Metronidazole induced encephalopathy (MIE), an encephalopathy brought by an antibiotic, is characterized with cerebellar dysfunction, altered mental status and extrapyramidal symptoms. MIE can result in an acute manifestation, but MIE has not been reported as a stroke mimic. An 86-year-old patient undergoing metronidazole therapy for Clostridium difficile enteritis presented to our hospital with sudden disoriented status and motor weakness of the left extremities. Computed tomography (CT) was unrevealing of intracranial hemorrhagic change, and CT angiography did not show any apparent major occlusion or stenosis of the intracranial vessels. However, CT perfusion (CTP) revealed a decrease in peripheral blood flow in the right cerebral hemisphere, and tissue plasminogen activator was administrated for a possible acute ischemic stroke. The findings of follow-up magnetic resonance imaging (MRI) were typical for MIE, revealing areas of hyperintensity on fluid attenuated inversion recovery (FLAIR) signal intensity in the dentate nuclei, the splenium of the corpus callosum, and in the dorsal midbrain. The degree of hyperintensity was stronger in the left dentate nucleus than in the right left dentate on FLAIR and the apparent diffusion coefficient map.

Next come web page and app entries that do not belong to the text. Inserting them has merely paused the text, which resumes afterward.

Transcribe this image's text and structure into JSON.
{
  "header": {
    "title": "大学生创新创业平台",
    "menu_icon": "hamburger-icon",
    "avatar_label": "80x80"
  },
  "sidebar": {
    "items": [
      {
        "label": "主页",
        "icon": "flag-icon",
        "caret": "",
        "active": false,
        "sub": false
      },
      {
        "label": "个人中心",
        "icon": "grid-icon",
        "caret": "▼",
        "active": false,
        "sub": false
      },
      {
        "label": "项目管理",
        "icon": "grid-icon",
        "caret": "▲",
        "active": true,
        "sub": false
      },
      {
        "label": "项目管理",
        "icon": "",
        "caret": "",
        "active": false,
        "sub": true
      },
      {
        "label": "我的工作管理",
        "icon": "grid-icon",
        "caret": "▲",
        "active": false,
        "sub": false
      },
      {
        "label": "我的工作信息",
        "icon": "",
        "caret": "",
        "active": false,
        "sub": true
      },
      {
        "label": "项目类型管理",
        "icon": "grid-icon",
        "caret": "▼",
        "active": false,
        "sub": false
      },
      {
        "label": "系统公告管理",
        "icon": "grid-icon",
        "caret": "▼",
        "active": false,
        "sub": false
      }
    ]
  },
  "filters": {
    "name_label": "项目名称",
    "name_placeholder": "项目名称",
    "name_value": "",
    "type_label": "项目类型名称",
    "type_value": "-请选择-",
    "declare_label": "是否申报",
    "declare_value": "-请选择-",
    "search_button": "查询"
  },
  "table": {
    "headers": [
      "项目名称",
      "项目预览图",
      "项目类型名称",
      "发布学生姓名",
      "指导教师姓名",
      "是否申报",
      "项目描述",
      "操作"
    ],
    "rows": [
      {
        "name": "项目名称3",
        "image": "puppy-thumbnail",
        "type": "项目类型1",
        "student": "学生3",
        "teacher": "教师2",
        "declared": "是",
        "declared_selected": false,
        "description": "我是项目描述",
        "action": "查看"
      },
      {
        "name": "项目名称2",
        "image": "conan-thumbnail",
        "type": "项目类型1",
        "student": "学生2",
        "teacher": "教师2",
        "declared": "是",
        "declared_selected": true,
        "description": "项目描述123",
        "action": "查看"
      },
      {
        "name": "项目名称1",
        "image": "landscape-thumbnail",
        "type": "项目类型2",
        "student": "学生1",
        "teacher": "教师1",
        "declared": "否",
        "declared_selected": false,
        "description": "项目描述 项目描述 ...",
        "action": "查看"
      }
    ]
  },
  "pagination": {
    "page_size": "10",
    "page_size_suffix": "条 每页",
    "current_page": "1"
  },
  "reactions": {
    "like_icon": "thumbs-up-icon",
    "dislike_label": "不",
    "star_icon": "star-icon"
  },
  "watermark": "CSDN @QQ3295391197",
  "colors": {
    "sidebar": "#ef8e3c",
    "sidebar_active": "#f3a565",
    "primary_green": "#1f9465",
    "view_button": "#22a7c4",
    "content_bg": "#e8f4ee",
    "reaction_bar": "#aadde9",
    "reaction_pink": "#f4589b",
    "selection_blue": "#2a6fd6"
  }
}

The asymmetric findings of the left dentate nucleus on MRI were considered to be responsible for the clinical symptoms and the findings of CTP. We report a rare case of MIE mimicking an acute ischemic stroke, and hypothesize the relationship between the findings of CTP and that of MRI based on the anatomical connection of the dentate nucleus and the cerebral hemisphere.